June 4, 2010
EVE Sounding Rocket

A sounding rocket carrying the EVE calibration instrument launched May 3 to provide supporting data for the EVE instrument currently on the Solar Dynamics Observatory. (Courtesy USAF/White Sands Missile Range)

A LASP-built instrument launched aboard a sounding rocket on May 3 with the goal of providing calibration data for a twin instrument already in flight aboard NASA’s Solar Dynamics Observatory (SDO). The “rocket-based” Extreme ultraviolet Variability Experiment, or EVE, was launched from the Air Force’s White Sands Missile Range near Las Cruces, New Mex.

The solar observations made by the rocket instrument provided a well-calibrated solar spectrum, which will now be compared to observations taken by the EVE instrument aboard SDO at the same time. The spacecraft-based EVE will be corrected to match the spectrum provided by the rocket-based EVE.

Future rocket flights with the EVE instruments will allow LASP scientists to track long-term changes in the space-based EVE. Since the rocket instrument is recovered each time, and calibrated before each launch, scientists are able to use the rocket-based EVE as a benchmark for the science data coming from space.

EVE monitors the sun where it is most variable — in the extreme UV part of the spectrum — and measures the spectrum every 10 seconds. At these wavelengths, the brightness of the sun can rise and fall a hundredfold within seconds, heating and “puffing up” the Earth’s upper atmosphere, which absorbs the high-energy UV photons. EVE measures these changes with unprecedented time and spectral resolution. The instrument was designed and built, in part, by engineers, scientists and students at LASP.

Launched on Feb. 11, SDO is the most advanced spacecraft ever launched to study the sun and its dynamic behavior. The spacecraft will provide images with clarity ten times better than high definition television and more comprehensive science data faster than any solar observing spacecraft in history.

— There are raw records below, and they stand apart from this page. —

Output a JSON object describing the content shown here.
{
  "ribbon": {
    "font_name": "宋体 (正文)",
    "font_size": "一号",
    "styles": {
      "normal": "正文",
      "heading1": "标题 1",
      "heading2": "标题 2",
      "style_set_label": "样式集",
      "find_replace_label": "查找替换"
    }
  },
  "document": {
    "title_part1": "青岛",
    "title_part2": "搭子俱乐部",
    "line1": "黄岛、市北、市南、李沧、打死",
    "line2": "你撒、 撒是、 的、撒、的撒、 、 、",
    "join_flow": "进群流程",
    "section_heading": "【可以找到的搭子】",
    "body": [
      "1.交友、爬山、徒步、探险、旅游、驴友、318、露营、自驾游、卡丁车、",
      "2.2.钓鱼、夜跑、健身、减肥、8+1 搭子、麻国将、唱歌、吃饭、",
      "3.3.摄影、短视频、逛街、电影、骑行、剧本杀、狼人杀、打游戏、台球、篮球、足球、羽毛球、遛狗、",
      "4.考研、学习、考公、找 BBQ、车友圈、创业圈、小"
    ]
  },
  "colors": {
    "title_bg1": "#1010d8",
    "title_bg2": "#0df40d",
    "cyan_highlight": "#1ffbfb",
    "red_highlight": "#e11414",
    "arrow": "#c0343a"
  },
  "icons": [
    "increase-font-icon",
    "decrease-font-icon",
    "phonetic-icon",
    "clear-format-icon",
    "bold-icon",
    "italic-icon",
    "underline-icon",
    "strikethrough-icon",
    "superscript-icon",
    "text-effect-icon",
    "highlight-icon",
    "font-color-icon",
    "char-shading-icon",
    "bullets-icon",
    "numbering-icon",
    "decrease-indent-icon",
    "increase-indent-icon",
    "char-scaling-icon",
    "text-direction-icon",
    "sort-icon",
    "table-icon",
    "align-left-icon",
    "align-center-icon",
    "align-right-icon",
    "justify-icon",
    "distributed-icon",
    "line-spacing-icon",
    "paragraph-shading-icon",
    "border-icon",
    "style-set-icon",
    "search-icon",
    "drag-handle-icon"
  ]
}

NASA, NOAA, and the Air Force will use EVE data to more precisely predict how each solar flare will change our ionosphere. With this information, scientists will be able to be proactive, instead of reactive, to the impact of these solar storms on our technology.